[PROBLEM DETAILS]: Bring together every line in the data that includes "value".

[PROVIDED INFORMATION]:

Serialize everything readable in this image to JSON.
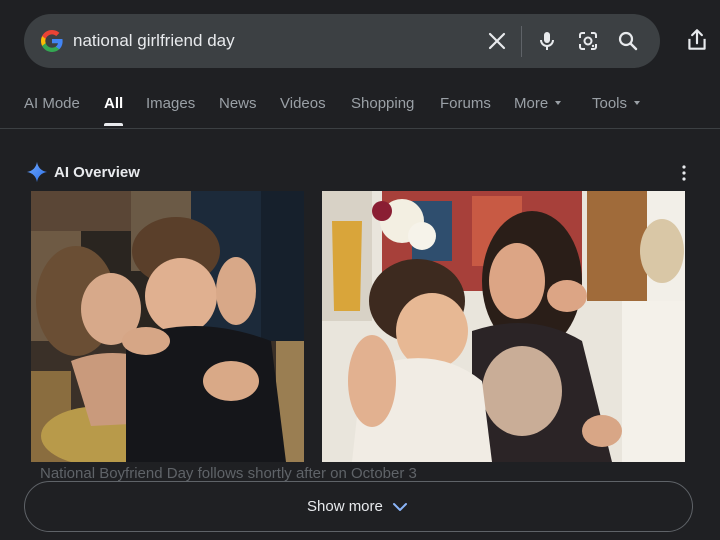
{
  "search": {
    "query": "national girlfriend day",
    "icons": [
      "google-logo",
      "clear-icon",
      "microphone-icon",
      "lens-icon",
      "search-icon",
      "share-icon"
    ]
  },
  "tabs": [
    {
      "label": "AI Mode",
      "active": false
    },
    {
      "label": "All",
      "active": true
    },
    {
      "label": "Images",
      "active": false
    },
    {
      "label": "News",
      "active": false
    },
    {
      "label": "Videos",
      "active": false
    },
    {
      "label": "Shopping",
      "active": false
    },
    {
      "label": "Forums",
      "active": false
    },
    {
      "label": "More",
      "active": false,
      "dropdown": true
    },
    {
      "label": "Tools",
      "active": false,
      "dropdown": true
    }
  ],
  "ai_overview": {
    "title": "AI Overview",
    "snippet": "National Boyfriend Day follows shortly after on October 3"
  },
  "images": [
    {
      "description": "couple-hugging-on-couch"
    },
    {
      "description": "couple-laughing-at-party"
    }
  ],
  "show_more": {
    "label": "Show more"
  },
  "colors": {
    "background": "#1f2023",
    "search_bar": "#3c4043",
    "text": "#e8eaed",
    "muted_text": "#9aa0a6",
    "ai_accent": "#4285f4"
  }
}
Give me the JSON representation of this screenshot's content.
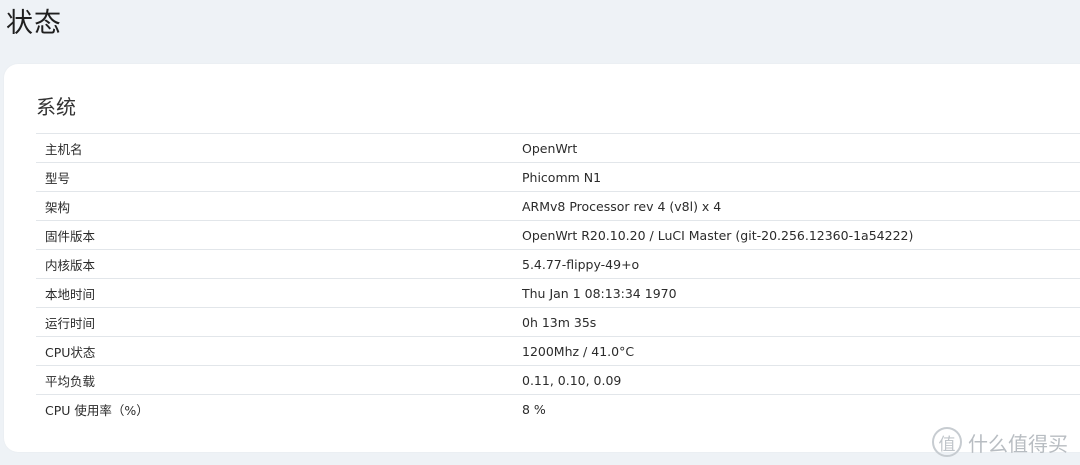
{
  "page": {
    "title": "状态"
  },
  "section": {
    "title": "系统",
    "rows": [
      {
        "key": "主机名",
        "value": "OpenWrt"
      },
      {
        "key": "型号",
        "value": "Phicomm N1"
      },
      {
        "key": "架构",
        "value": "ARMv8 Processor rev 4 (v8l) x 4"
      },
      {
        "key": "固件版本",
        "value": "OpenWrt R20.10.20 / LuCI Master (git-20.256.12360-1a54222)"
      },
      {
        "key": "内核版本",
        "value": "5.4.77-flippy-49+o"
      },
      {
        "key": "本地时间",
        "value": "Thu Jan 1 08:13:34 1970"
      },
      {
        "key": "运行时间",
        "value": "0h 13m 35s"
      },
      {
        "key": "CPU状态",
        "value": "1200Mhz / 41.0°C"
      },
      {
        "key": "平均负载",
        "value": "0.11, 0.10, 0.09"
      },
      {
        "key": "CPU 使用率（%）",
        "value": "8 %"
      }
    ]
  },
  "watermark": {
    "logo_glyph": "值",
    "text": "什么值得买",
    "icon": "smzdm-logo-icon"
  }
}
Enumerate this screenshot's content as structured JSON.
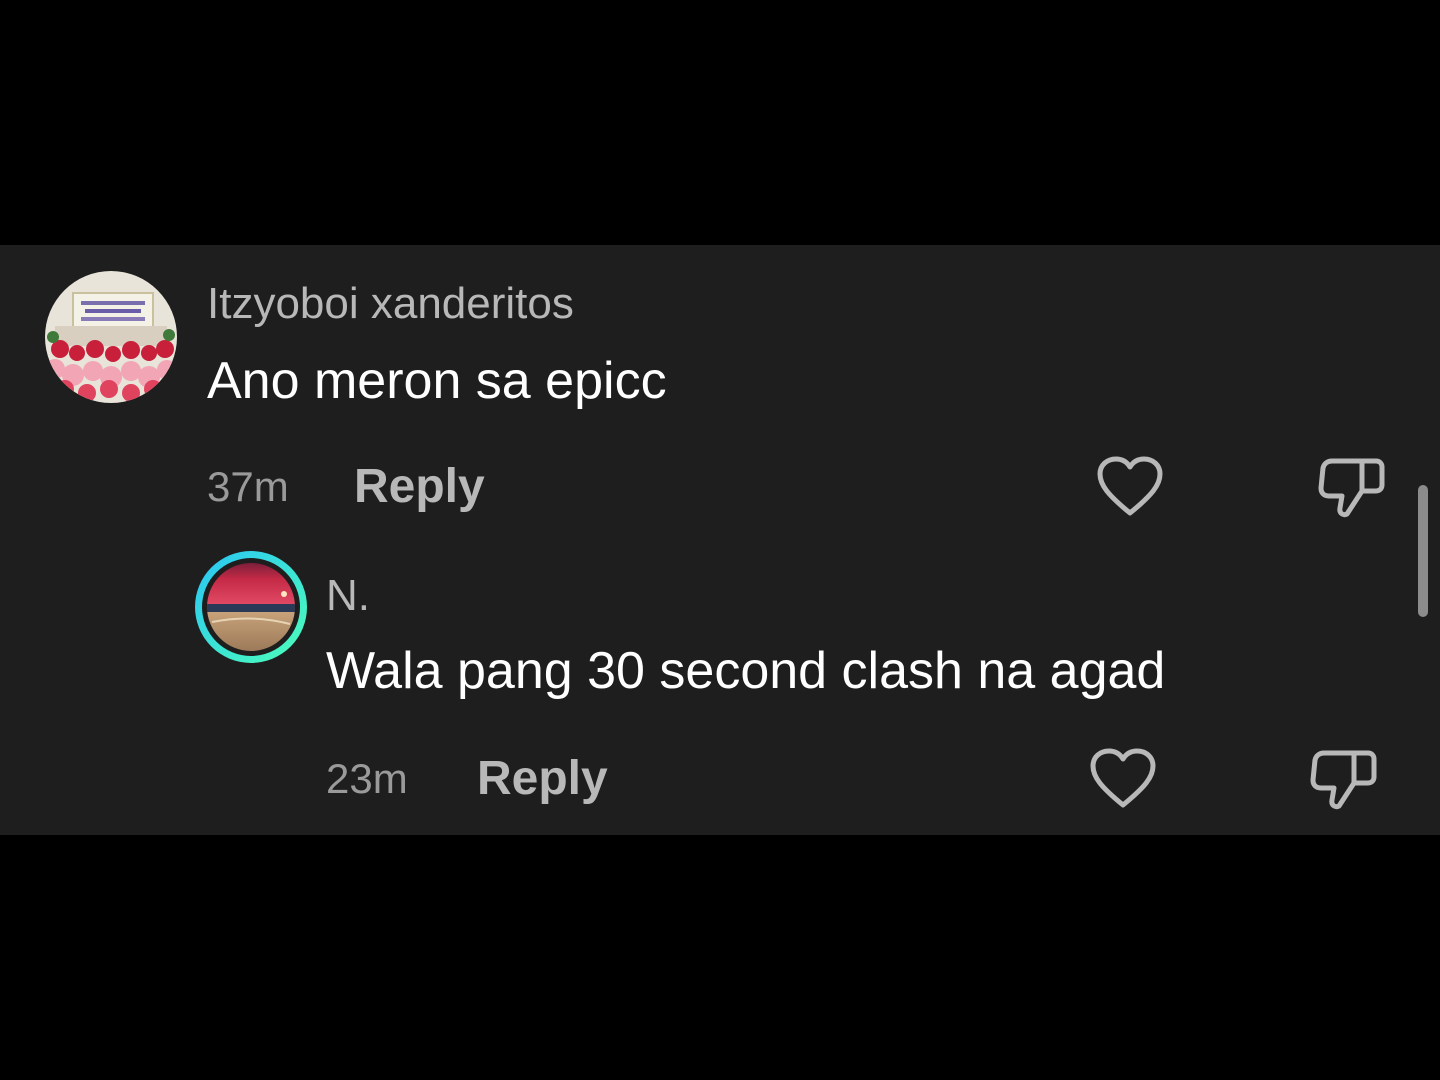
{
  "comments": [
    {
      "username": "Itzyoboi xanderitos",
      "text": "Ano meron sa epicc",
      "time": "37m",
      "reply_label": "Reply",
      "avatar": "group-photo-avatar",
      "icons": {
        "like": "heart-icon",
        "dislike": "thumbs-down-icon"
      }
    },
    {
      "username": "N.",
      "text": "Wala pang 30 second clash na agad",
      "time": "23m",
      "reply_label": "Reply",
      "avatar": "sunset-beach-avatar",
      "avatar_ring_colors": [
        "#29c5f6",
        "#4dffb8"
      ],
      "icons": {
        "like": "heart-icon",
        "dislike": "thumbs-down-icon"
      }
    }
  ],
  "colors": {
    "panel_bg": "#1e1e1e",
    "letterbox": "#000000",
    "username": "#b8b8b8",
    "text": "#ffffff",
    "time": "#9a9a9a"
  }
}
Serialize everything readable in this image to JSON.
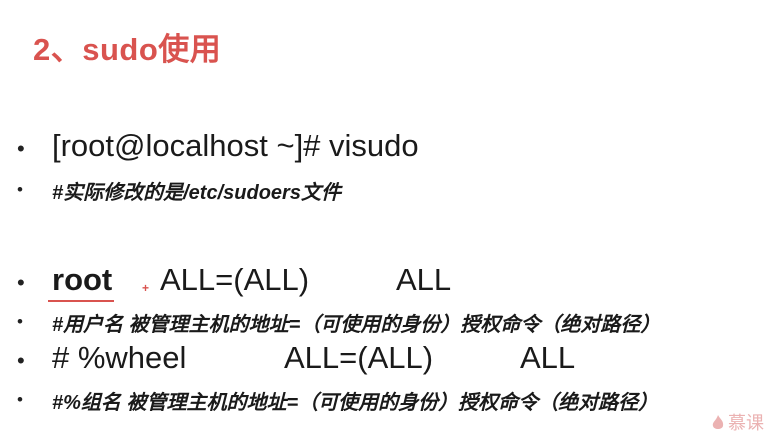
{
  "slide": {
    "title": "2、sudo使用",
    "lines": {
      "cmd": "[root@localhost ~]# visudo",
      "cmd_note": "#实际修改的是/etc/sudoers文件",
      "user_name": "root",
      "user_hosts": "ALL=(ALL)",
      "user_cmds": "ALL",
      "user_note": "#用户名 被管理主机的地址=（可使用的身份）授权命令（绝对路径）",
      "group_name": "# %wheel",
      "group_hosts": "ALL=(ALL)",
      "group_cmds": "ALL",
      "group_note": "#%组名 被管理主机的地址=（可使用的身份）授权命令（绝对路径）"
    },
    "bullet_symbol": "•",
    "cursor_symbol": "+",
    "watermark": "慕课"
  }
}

[SOLVED EXERCISE]:
        "value": "OpenWrt"
        "value": "Phicomm N1"
        "value": "ARMv8 Processor rev 4 (v8l) x 4"
        "value": "OpenWrt R20.10.20 / LuCI Master (git-20.256.12360-1a54222)"
        "value": "5.4.77-flippy-49+o"
        "value": "Thu Jan 1 08:13:34 1970"
        "value": "0h 13m 35s"
        "value": "1200Mhz / 41.0°C"
        "value": "0.11, 0.10, 0.09"
        "value": "8 %"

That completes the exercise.